▶ RECORD EXTRACTS:
※ ※ ※

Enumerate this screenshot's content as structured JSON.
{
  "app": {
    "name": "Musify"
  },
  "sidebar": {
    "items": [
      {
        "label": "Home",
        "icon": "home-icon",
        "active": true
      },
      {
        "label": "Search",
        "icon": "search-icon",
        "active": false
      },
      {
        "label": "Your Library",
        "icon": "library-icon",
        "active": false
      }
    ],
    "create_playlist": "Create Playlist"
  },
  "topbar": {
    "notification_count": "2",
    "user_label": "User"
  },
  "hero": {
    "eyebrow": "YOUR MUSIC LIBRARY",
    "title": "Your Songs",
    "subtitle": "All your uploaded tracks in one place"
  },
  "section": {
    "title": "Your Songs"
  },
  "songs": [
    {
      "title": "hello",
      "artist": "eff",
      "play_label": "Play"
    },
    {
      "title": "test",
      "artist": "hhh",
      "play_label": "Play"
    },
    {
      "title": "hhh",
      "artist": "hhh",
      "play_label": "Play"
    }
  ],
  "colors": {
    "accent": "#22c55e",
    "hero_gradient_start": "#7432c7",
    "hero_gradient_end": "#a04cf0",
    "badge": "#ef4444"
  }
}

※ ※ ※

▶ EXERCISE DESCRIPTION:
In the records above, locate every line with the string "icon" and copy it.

▶ ANSWER TO THIS TASK:
        "icon": "home-icon",
        "icon": "search-icon",
        "icon": "library-icon",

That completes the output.